Thursday, December 19, 2013
The Land of Stories
And what if you could hop between your world and theirs and visit them?
This is the delightful premise of Chris Colfer's The Land of Stories. Alex and Conner Bailey, twin 12 year olds who have grown up hearing fairy tales read to them from their grandmother's book of stories. Upon their 12th birthday, their grandmother gives them the book as a gift, and Alex makes a startling discovery: the book can become a magical portal to another world. A world where fairy tales are real, with princesses and evil queens and wolves that speak. After they accidently fall into that world, they must go on a quest to gather the items necessary to make their way home. Along the way, they discover that not all is what it seems, and there are secrets to be uncovered everywhere they go.
This book was recommended at an education conference I attended, and the premise intrigued me, so when it came up on my daughter's book order for a few dollars, I grabbed it. I am so glad I did. The book is fun, fast-paced, and opens up some interesting perspectives on well-worn stories. Colfer's take on the way things could be is enjoyably refreshing. The language itself is nothing startling, and by about 2/3 of the way through it, I started successfully guessing what was going to happen next. None of that kept me from dropping everything for an evening to try and finish the book (after all, I had to figure out if I was right or not!). The idea of fairy tales being real is not a new one, and neither is the concept of characters having different back stories than originally intended. However, Colfer paints an interesting picture with his take on the tales, and it's worth reading the book to see where he takes the characters.

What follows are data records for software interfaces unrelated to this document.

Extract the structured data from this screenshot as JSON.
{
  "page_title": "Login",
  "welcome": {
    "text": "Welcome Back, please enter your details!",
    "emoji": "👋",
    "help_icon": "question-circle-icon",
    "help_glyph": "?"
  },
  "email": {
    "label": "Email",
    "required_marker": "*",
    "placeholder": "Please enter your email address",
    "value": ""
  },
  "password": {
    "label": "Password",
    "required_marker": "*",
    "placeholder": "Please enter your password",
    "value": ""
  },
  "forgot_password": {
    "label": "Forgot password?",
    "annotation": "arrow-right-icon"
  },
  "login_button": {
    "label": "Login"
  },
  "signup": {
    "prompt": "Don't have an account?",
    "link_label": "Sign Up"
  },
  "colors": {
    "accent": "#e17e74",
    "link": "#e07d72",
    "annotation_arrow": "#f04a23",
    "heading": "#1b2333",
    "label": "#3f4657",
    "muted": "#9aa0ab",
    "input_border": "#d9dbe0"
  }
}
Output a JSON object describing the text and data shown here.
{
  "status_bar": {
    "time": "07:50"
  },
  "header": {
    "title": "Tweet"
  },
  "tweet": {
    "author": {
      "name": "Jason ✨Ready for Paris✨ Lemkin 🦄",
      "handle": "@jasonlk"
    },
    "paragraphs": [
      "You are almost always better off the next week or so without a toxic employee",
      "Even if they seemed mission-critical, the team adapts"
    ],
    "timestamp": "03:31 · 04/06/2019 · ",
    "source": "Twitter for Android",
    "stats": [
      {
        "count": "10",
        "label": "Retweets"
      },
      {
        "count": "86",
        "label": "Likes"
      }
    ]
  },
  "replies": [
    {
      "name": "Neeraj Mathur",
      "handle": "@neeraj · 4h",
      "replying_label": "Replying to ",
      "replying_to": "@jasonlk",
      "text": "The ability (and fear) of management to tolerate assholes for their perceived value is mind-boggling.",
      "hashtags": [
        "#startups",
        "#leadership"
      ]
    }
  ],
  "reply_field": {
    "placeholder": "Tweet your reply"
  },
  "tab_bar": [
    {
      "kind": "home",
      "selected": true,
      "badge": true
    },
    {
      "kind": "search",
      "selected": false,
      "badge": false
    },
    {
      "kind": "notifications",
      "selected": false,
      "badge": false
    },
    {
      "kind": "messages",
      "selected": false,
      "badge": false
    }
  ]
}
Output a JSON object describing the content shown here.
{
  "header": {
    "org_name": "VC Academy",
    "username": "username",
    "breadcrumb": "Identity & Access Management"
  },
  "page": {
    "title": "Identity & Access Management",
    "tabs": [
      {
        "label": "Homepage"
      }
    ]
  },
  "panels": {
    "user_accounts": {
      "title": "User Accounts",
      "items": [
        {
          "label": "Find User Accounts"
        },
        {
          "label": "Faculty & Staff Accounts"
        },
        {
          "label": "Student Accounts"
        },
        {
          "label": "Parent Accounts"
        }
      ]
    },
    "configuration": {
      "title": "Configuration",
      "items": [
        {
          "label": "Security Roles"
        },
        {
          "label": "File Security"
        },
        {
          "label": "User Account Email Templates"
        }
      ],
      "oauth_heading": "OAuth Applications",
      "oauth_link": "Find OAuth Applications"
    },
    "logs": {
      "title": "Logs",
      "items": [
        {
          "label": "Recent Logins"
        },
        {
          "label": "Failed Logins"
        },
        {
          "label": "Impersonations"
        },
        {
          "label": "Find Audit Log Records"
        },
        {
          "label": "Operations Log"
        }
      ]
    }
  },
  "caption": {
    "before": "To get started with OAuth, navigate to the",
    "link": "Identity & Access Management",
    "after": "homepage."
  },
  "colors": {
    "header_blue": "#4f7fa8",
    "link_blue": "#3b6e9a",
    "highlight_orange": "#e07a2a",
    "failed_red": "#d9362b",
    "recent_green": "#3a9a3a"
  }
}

One fascinating - and controversial - topic addressed in the book is the idea of motives. The Evil Queen from Snow White is given a history that explains why she did what she did. Some have felt that by giving her a history, it is excusing the fact that she tried to kill Snow White multiple times. As I read the book, I did see the author excusing the behavior, but merely explaining it. I also think it gave the read something to ponder about news stories they read or gossip they hear - there is always more to the story at hand, good or bad. Understanding someone's history does not have to whitewash their behavior - but it can help one see that not everything is black and white, villains have feelings too, and situations are usually more complex than is seen on the surface.
I also appreciated the fact that Colfer chose to relate his stories with the original fairy tales. He does not mention the sanitized versions of stories unless it is to scoff at them - instead, he uses the old tales, such as The Little Mermaid turning into sea foam because she would not kill the prince, or the Evil Queen making four different attempts on Snow White's life. When we "clean up" these tales to make them "appropriate" for children, we lose the message of the original story as well as pieces of the culture from which it came. Colfer's choice to stay as true to the Brothers Grimm or Hans Christian Anderson is one I was glad he made.
I plan to use this book soon with my students to talk about point of view and compare/contrast, so it has value on an educational level. It is also valuable for the pure enjoyment of it. Read The Land of Stories and travel to the place and time of the fairly tales of your childhood. It's a ride that is worth your time.
Rating: 4 out of 5 stars
What I'm Reading Now: Becoming Myself by Stasi Eldredge
Top 5 TBR:
1. The Adventures of Sherlock Holmes by Sir Arthur Conan Doyle
2. Shooting Victoria by Paul Thomas Murphy
3. A Prophetic Calendar by Jill Shannon
4. Forgotten God by Francis Chan
5. The Lightening Thief by Rick Riordian